== RECORDS FOR PROCESSING ==

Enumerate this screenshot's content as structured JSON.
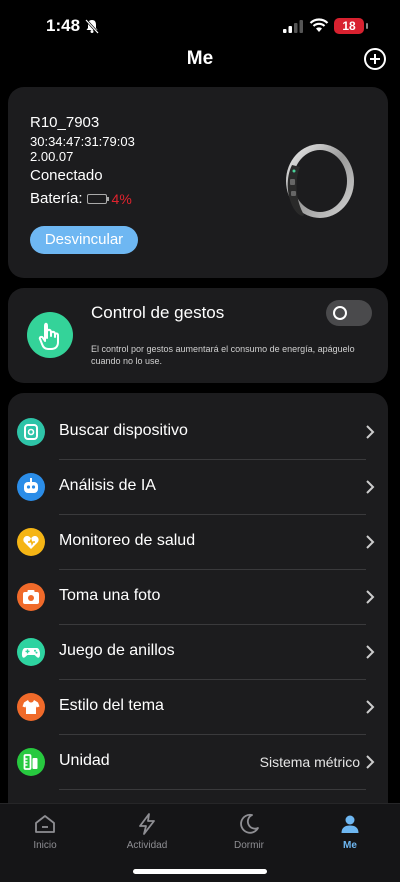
{
  "status_bar": {
    "time": "1:48",
    "battery": "18"
  },
  "header": {
    "title": "Me"
  },
  "device": {
    "name": "R10_7903",
    "mac": "30:34:47:31:79:03",
    "firmware": "2.00.07",
    "status": "Conectado",
    "battery_label": "Batería:",
    "battery_value": "4%",
    "unlink_label": "Desvincular"
  },
  "gesture": {
    "title": "Control de gestos",
    "description": "El control por gestos aumentará el consumo de energía, apáguelo cuando no lo use.",
    "enabled": false
  },
  "menu": {
    "items": [
      {
        "label": "Buscar dispositivo",
        "icon": "search-device-icon",
        "color": "#2ec4a8"
      },
      {
        "label": "Análisis de IA",
        "icon": "ai-robot-icon",
        "color": "#2b8de8"
      },
      {
        "label": "Monitoreo de salud",
        "icon": "heart-health-icon",
        "color": "#f5b515"
      },
      {
        "label": "Toma una foto",
        "icon": "camera-icon",
        "color": "#f06a2a"
      },
      {
        "label": "Juego de anillos",
        "icon": "gamepad-icon",
        "color": "#2ed3a0"
      },
      {
        "label": "Estilo del tema",
        "icon": "tshirt-icon",
        "color": "#f06a2a"
      },
      {
        "label": "Unidad",
        "value": "Sistema métrico",
        "icon": "unit-icon",
        "color": "#27c93f"
      }
    ]
  },
  "tabs": [
    {
      "label": "Inicio",
      "icon": "home-icon"
    },
    {
      "label": "Actividad",
      "icon": "lightning-icon"
    },
    {
      "label": "Dormir",
      "icon": "moon-icon"
    },
    {
      "label": "Me",
      "icon": "person-icon"
    }
  ],
  "colors": {
    "accent": "#6eb7f2",
    "alert": "#e0232e",
    "card": "#1c1c1e"
  }
}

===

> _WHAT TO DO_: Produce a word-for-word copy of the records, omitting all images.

> _ANSWER TO THIS TASK_:
Enumerate this screenshot's content as structured JSON.
{
  "status_bar": {
    "time": "1:48",
    "battery": "18"
  },
  "header": {
    "title": "Me"
  },
  "device": {
    "name": "R10_7903",
    "mac": "30:34:47:31:79:03",
    "firmware": "2.00.07",
    "status": "Conectado",
    "battery_label": "Batería:",
    "battery_value": "4%",
    "unlink_label": "Desvincular"
  },
  "gesture": {
    "title": "Control de gestos",
    "description": "El control por gestos aumentará el consumo de energía, apáguelo cuando no lo use.",
    "enabled": false
  },
  "menu": {
    "items": [
      {
        "label": "Buscar dispositivo",
        "icon": "search-device-icon",
        "color": "#2ec4a8"
      },
      {
        "label": "Análisis de IA",
        "icon": "ai-robot-icon",
        "color": "#2b8de8"
      },
      {
        "label": "Monitoreo de salud",
        "icon": "heart-health-icon",
        "color": "#f5b515"
      },
      {
        "label": "Toma una foto",
        "icon": "camera-icon",
        "color": "#f06a2a"
      },
      {
        "label": "Juego de anillos",
        "icon": "gamepad-icon",
        "color": "#2ed3a0"
      },
      {
        "label": "Estilo del tema",
        "icon": "tshirt-icon",
        "color": "#f06a2a"
      },
      {
        "label": "Unidad",
        "value": "Sistema métrico",
        "icon": "unit-icon",
        "color": "#27c93f"
      }
    ]
  },
  "tabs": [
    {
      "label": "Inicio",
      "icon": "home-icon"
    },
    {
      "label": "Actividad",
      "icon": "lightning-icon"
    },
    {
      "label": "Dormir",
      "icon": "moon-icon"
    },
    {
      "label": "Me",
      "icon": "person-icon"
    }
  ],
  "colors": {
    "accent": "#6eb7f2",
    "alert": "#e0232e",
    "card": "#1c1c1e"
  }
}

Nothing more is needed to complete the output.